Cimatu likewise acknowledged partners from the public and private sectors, including the EcoWaste Coalition and the Philippine Association of Paint Manufacturers (PAPM), for their participation in the development and implementation of the trailblazing CCO. “We appreciate the vigilance of non-government organizations like the EcoWaste Coalition in the lead phase-out campaign. We also commend the academe and the PAPM for their support in making our CCO implementable.” The CCO issued in 2013 imposes a total lead content limit of 90 parts per million (ppm) on all paints and provides for a two-stage phase-out of lead-containing paints, which culminated on December 31, 2019.

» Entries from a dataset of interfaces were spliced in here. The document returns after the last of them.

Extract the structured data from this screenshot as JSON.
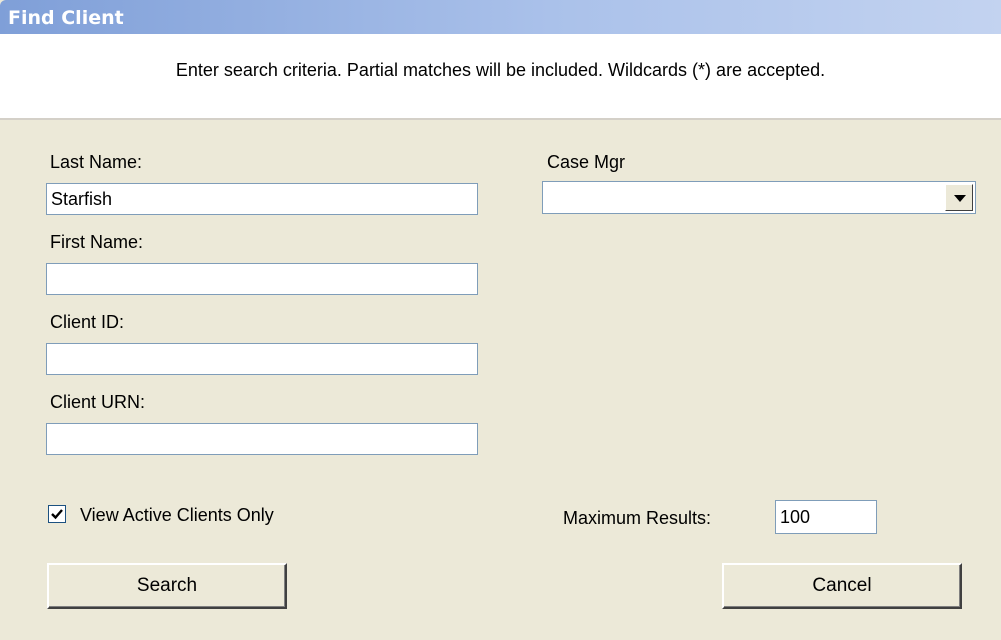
{
  "window": {
    "title": "Find Client"
  },
  "header": {
    "instructions": "Enter search criteria. Partial matches will be included. Wildcards (*) are accepted."
  },
  "form": {
    "last_name": {
      "label": "Last Name:",
      "value": "Starfish"
    },
    "first_name": {
      "label": "First Name:",
      "value": ""
    },
    "client_id": {
      "label": "Client ID:",
      "value": ""
    },
    "client_urn": {
      "label": "Client URN:",
      "value": ""
    },
    "case_mgr": {
      "label": "Case Mgr",
      "value": ""
    },
    "active_only": {
      "label": "View Active Clients Only",
      "checked": true
    },
    "max_results": {
      "label": "Maximum Results:",
      "value": "100"
    }
  },
  "buttons": {
    "search": "Search",
    "cancel": "Cancel"
  },
  "colors": {
    "title_bar_start": "#7f9fd8",
    "title_bar_end": "#c3d3f0",
    "dialog_bg": "#ece9d8",
    "input_border": "#7f9db9"
  },
  "icons": {
    "dropdown": "chevron-down-icon",
    "check": "checkmark-icon"
  }
}
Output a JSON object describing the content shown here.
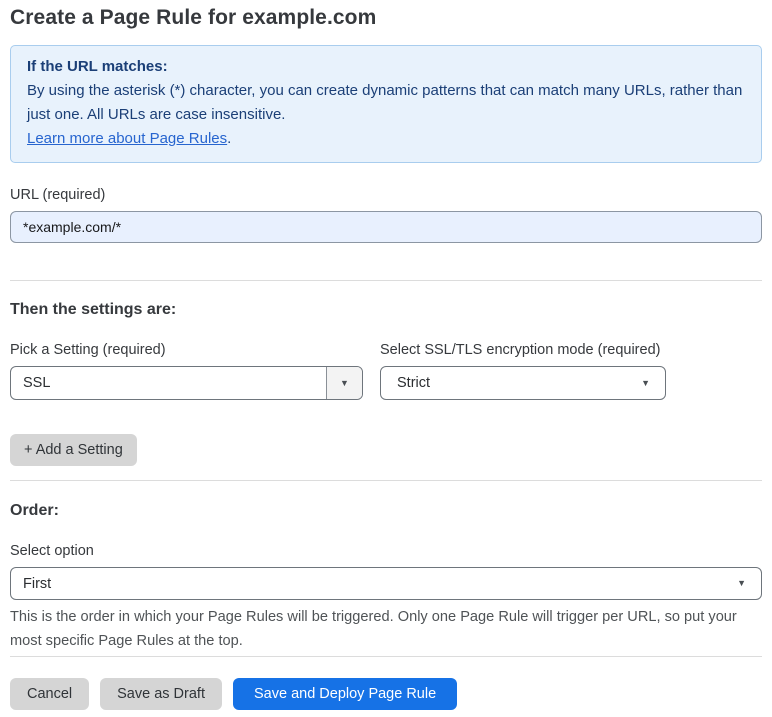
{
  "page": {
    "title": "Create a Page Rule for example.com"
  },
  "info_box": {
    "heading": "If the URL matches:",
    "body": "By using the asterisk (*) character, you can create dynamic patterns that can match many URLs, rather than just one. All URLs are case insensitive.",
    "link_label": "Learn more about Page Rules",
    "link_suffix": "."
  },
  "url_field": {
    "label": "URL (required)",
    "value": "*example.com/*"
  },
  "settings_section": {
    "heading": "Then the settings are:",
    "setting_select": {
      "label": "Pick a Setting (required)",
      "value": "SSL"
    },
    "mode_select": {
      "label": "Select SSL/TLS encryption mode (required)",
      "value": "Strict"
    },
    "add_setting_label": "+ Add a Setting"
  },
  "order_section": {
    "heading": "Order:",
    "select_label": "Select option",
    "select_value": "First",
    "help_text": "This is the order in which your Page Rules will be triggered. Only one Page Rule will trigger per URL, so put your most specific Page Rules at the top."
  },
  "footer": {
    "cancel_label": "Cancel",
    "save_draft_label": "Save as Draft",
    "save_deploy_label": "Save and Deploy Page Rule"
  },
  "icons": {
    "dropdown_arrow": "▼"
  },
  "colors": {
    "info_box_bg": "#e8f2fc",
    "info_box_border": "#a9cdee",
    "info_box_text": "#1b3f77",
    "link_blue": "#2765cf",
    "input_autofill_bg": "#e8f0fe",
    "primary_button_blue": "#1672e6",
    "secondary_button_gray": "#d5d5d5",
    "divider_gray": "#dcdcdc"
  }
}
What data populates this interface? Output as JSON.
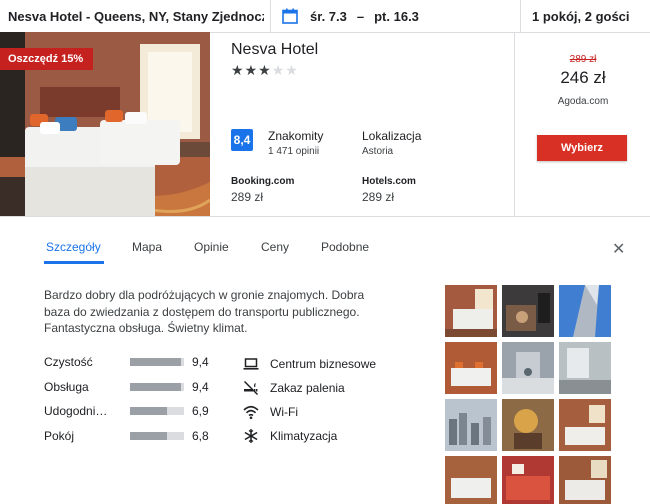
{
  "search": {
    "hotel": "Nesva Hotel - Queens, NY, Stany Zjednoczone",
    "check_in": "śr. 7.3",
    "dash": "–",
    "check_out": "pt. 16.3",
    "guests": "1 pokój, 2 gości",
    "calendar_icon": "calendar-icon"
  },
  "hotel": {
    "badge": "Oszczędź 15%",
    "name": "Nesva Hotel",
    "stars_total": 5,
    "stars_filled": 3,
    "rating_score": "8,4",
    "rating_label": "Znakomity",
    "rating_count": "1 471 opinii",
    "location_label": "Lokalizacja",
    "location_value": "Astoria",
    "providers": [
      {
        "name": "Booking.com",
        "price": "289 zł"
      },
      {
        "name": "Hotels.com",
        "price": "289 zł"
      }
    ],
    "price_old": "289 zł",
    "price_new": "246 zł",
    "price_source": "Agoda.com",
    "select_label": "Wybierz"
  },
  "tabs": {
    "items": [
      "Szczegóły",
      "Mapa",
      "Opinie",
      "Ceny",
      "Podobne"
    ],
    "active": 0,
    "close_icon": "close-icon"
  },
  "details": {
    "description": "Bardzo dobry dla podróżujących w gronie znajomych. Dobra baza do zwiedzania z dostępem do transportu publicznego. Fantastyczna obsługa. Świetny klimat.",
    "ratings": [
      {
        "label": "Czystość",
        "value": "9,4",
        "fraction": 0.94
      },
      {
        "label": "Obsługa",
        "value": "9,4",
        "fraction": 0.94
      },
      {
        "label": "Udogodni…",
        "value": "6,9",
        "fraction": 0.69
      },
      {
        "label": "Pokój",
        "value": "6,8",
        "fraction": 0.68
      }
    ],
    "amenities": [
      {
        "label": "Centrum biznesowe",
        "icon": "laptop-icon"
      },
      {
        "label": "Zakaz palenia",
        "icon": "no-smoking-icon"
      },
      {
        "label": "Wi-Fi",
        "icon": "wifi-icon"
      },
      {
        "label": "Klimatyzacja",
        "icon": "snowflake-icon"
      }
    ]
  },
  "colors": {
    "accent": "#1a73e8",
    "badge": "#c5221f",
    "select_button": "#d93025",
    "rating_box": "#1a73e8"
  }
}
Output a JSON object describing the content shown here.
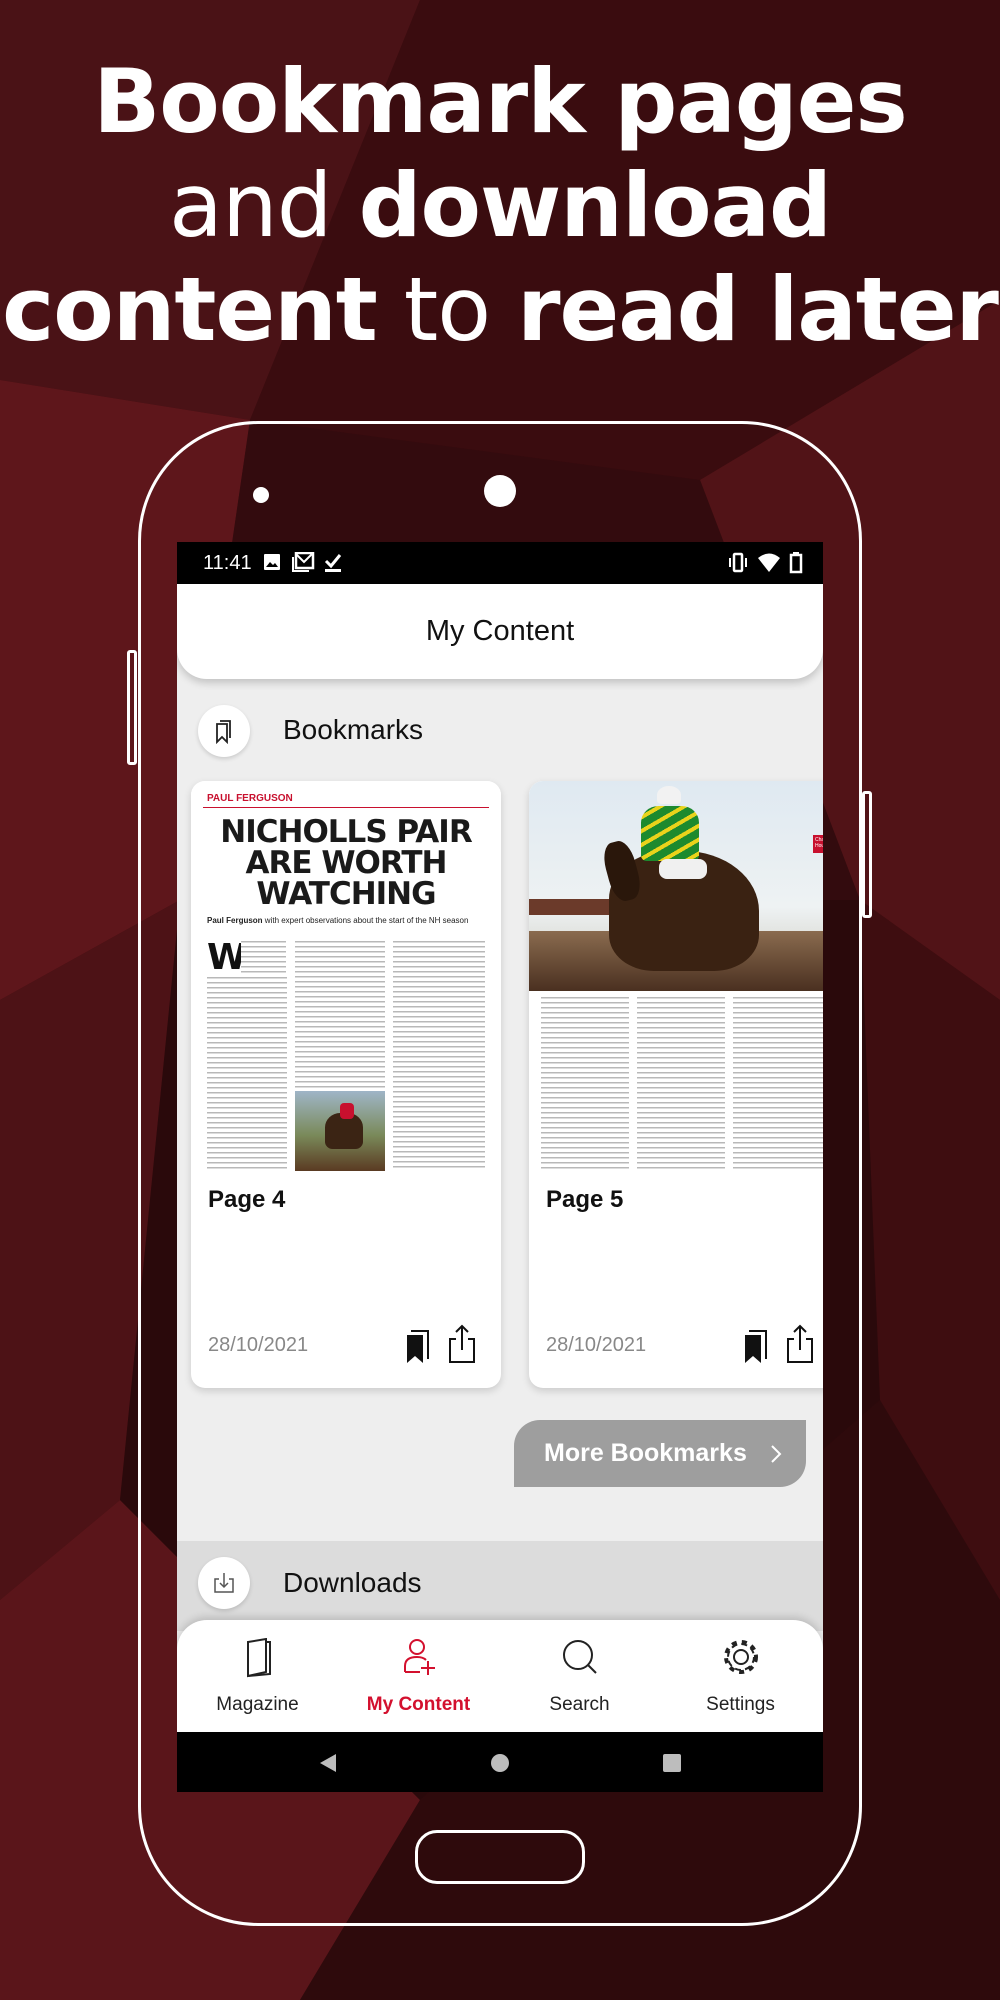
{
  "promo": {
    "line1_bold": "Bookmark pages",
    "line2_light": "and ",
    "line2_bold": "download",
    "line3_bold_a": "content",
    "line3_light": " to ",
    "line3_bold_b": "read later"
  },
  "status_bar": {
    "time": "11:41",
    "left_icons": [
      "image-icon",
      "gmail-icon",
      "download-done-icon"
    ],
    "right_icons": [
      "vibrate-icon",
      "wifi-icon",
      "battery-icon"
    ]
  },
  "header": {
    "title": "My Content"
  },
  "bookmarks": {
    "title": "Bookmarks",
    "icon": "bookmarks-icon",
    "cards": [
      {
        "label": "Page 4",
        "date": "28/10/2021",
        "thumb": {
          "byline": "PAUL FERGUSON",
          "headline": "NICHOLLS PAIR ARE WORTH WATCHING",
          "standfirst_bold": "Paul Ferguson",
          "standfirst": " with expert observations about the start of the NH season"
        }
      },
      {
        "label": "Page 5",
        "date": "28/10/2021",
        "thumb": {
          "tag": "Chantry House"
        }
      }
    ],
    "more_label": "More Bookmarks"
  },
  "downloads": {
    "title": "Downloads",
    "icon": "download-icon"
  },
  "bottom_nav": {
    "active_color": "#d3102e",
    "items": [
      {
        "label": "Magazine",
        "icon": "magazine-icon"
      },
      {
        "label": "My Content",
        "icon": "user-add-icon",
        "active": true
      },
      {
        "label": "Search",
        "icon": "search-icon"
      },
      {
        "label": "Settings",
        "icon": "gear-icon"
      }
    ]
  }
}
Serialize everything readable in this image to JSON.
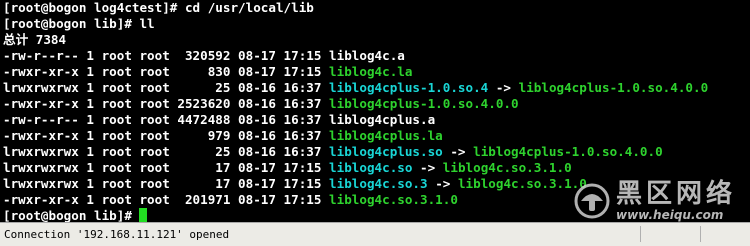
{
  "terminal": {
    "lines": [
      "[root@bogon log4ctest]# cd /usr/local/lib",
      "[root@bogon lib]# ll",
      "总计 7384",
      "-rw-r--r-- 1 root root  320592 08-17 17:15 ",
      "-rwxr-xr-x 1 root root     830 08-17 17:15 ",
      "lrwxrwxrwx 1 root root      25 08-16 16:37 ",
      "-rwxr-xr-x 1 root root 2523620 08-16 16:37 ",
      "-rw-r--r-- 1 root root 4472488 08-16 16:37 ",
      "-rwxr-xr-x 1 root root     979 08-16 16:37 ",
      "lrwxrwxrwx 1 root root      25 08-16 16:37 ",
      "lrwxrwxrwx 1 root root      17 08-17 17:15 ",
      "lrwxrwxrwx 1 root root      17 08-17 17:15 ",
      "-rwxr-xr-x 1 root root  201971 08-17 17:15 ",
      "[root@bogon lib]# "
    ],
    "files": [
      {
        "name": "liblog4c.a",
        "link": ""
      },
      {
        "name": "liblog4c.la",
        "link": ""
      },
      {
        "name": "liblog4cplus-1.0.so.4",
        "link": "liblog4cplus-1.0.so.4.0.0"
      },
      {
        "name": "liblog4cplus-1.0.so.4.0.0",
        "link": ""
      },
      {
        "name": "liblog4cplus.a",
        "link": ""
      },
      {
        "name": "liblog4cplus.la",
        "link": ""
      },
      {
        "name": "liblog4cplus.so",
        "link": "liblog4cplus-1.0.so.4.0.0"
      },
      {
        "name": "liblog4c.so",
        "link": "liblog4c.so.3.1.0"
      },
      {
        "name": "liblog4c.so.3",
        "link": "liblog4c.so.3.1.0"
      },
      {
        "name": "liblog4c.so.3.1.0",
        "link": ""
      }
    ],
    "arrow": " -> ",
    "colors": {
      "background": "#000000",
      "default_text": "#ffffff",
      "symlink": "#19d6d6",
      "executable": "#2ed32e",
      "cursor": "#22dd22"
    }
  },
  "statusbar": {
    "connection_text": "Connection '192.168.11.121' opened"
  },
  "watermark": {
    "name": "黑区网络",
    "url": "www.heiqu.com"
  }
}
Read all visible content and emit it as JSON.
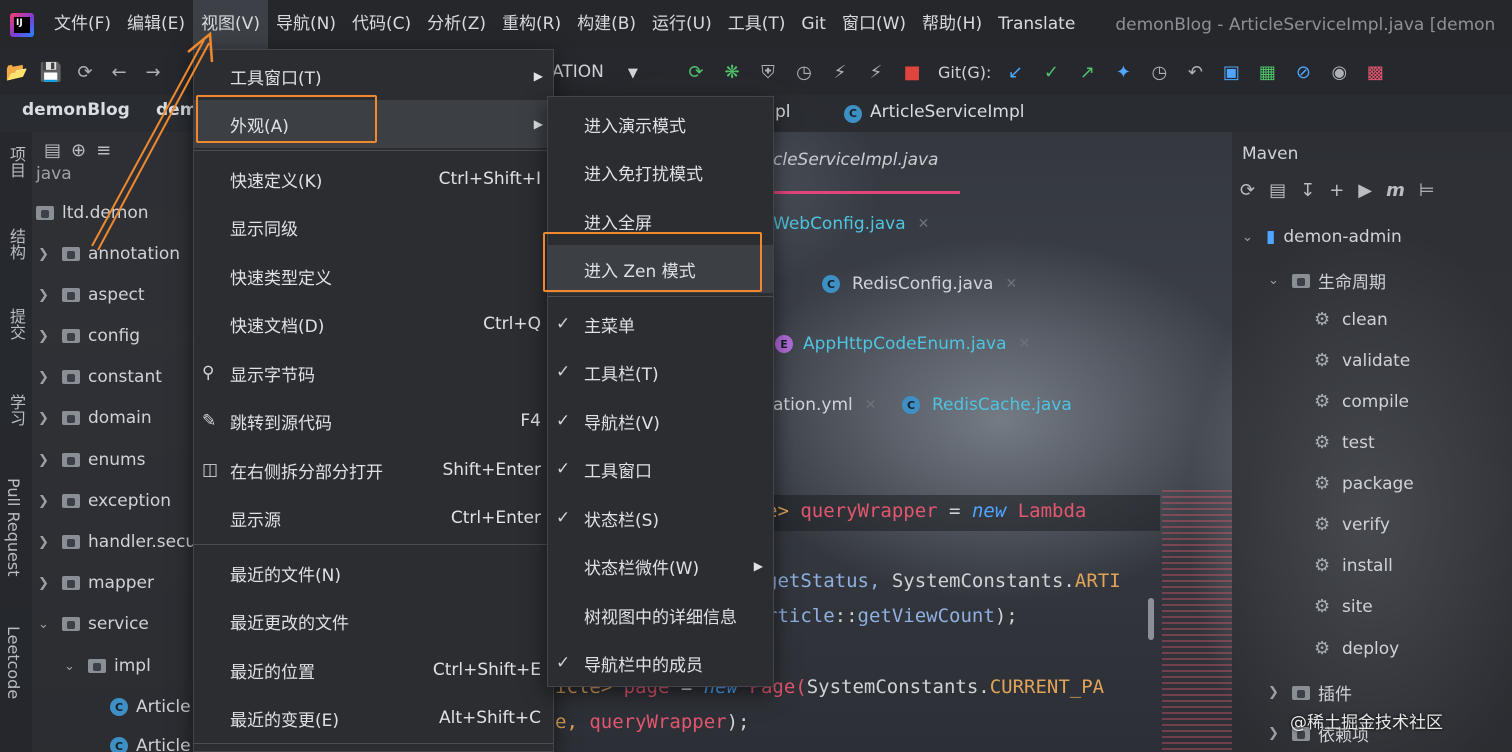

Gothenburg, Sweden Toxic chemicals in plastic waste exports from wealthy countries are contaminating food in developing/transition countries around the world, according to a new study released today by the International Pollutants Elimination Network (IPEN).
Virtually all plastics contain hazardous chemical additives. Most of the plastic waste exported from wealthy countries to countries with developing economies or economies in transition is landfilled, burned, or dumped into waterways. All of these disposal methods result in highly toxic emissions that remain in the environment for decades and build up in the food chain.
For this study, non-governmental organizations (NGOs) in fourteen countries which in many cases receive plastic waste from abroad collected free-range chicken eggs in the vicinity of various plastic waste disposal sites and facilities. The egg collection sites included plastic and electronic waste yards; waste dumpsites with significant amounts of plastic wastes; recycling and shredder plants which deal with significant amounts of plastic waste; and waste incineration and waste-to-energy operations.